Alex Ferguson was appointed Commissioner and CEO of the BC Oil and Gas Commission from 2007-2011
2015 08 10: Linc Energy’s Massive Frac’d Land Time Bomb (like Encana’s at Rosebud?), “Executives could face the prospect of jail. Damage has been going on for years.” Secret report reveals more than 300 sq km of severe contamination to groundwater, prime agricultural land and air near Chinchilla, SE Queensland
2015 10 15: “A terrible terrible day.” George Bender, CSG (CBM) impacted farmer, Darling Downs, Queensland, killed himself. “Not only does this community have to live with this scourge of CSG coal seam gas mining on a daily and nightly basis, now they have to deal with one of their most-respected and most-loved community members taking his life.”
2016 01 26: “Total Farce” Australia’s national assessment of chemicals used in CSG (CBM) 2.5 years delayed: Is industry afraid of sick families finding out what they’re being poisoned by?
2016 04 09: “Mr Bender’s death was ‘a snap decision’ after Origin Energy tried to force him to sell.” Family of George Bender Submission to Senate Inquiry into Regulation of CSG (CBM) Industry: 1,000 pigs dead due to gas industry pollution
2016 04 15: Frac ‘n Fraud Down Under: Origin Energy execs kept aquifer contamination secret for more than 1.5 years, knew CSG (CBM) wells leaking into aquifers. Are Origin Energy CSG (CBM) wells contaminating Condamine River with ‘intensifying’ methane bubbling too?
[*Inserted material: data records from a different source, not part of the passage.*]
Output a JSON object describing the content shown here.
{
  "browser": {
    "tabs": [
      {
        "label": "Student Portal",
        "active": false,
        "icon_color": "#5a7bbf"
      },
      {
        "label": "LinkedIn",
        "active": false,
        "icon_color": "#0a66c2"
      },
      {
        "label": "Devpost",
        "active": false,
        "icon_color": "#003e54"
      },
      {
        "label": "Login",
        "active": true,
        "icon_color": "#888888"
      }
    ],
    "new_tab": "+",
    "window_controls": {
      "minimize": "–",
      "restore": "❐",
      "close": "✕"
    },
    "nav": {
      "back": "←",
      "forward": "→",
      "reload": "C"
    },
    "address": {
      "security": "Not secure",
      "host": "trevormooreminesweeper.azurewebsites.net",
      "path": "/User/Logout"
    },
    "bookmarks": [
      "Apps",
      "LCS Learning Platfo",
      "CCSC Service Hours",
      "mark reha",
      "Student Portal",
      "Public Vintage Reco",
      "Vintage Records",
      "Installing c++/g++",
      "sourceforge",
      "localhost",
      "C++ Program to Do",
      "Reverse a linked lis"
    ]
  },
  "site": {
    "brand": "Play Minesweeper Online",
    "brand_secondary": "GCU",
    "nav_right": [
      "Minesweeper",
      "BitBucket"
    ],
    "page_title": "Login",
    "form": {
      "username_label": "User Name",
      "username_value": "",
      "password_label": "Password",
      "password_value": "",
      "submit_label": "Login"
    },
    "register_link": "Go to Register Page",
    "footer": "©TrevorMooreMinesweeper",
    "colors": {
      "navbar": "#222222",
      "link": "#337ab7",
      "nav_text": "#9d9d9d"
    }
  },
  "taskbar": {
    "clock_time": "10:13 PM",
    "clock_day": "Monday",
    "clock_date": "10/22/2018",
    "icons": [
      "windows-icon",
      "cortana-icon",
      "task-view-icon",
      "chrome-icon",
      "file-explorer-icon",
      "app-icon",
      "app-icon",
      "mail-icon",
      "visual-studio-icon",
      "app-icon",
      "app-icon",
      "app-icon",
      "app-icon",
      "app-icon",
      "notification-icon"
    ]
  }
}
2016 09 18: Queensland’s environmental regulator charges Linc Energy CEO Peter Bond with three indictable offences, If convicted, could face fines or jail time. Linc, in liquidation, faces five charges of willfully and unlawfully causing serious environmental harm. When will Encana be charged for willfully and unlawfully frac’ing and contaminating Rosebud’s drinking water aquifers?
2017 02 12: Queensland, Australia: Contamination and irreversible damage caused by Linc Energy at Hopeland more widespread than first thought. With Linc in liquidation and debts of $300 Million, who pays for the “irreversible” damages to the many farms, homes, soils, air and aquifers?
Read more about the horrific impacts from CBM/CSG/NGC in Andrew Nikiforuk’s book Slick Water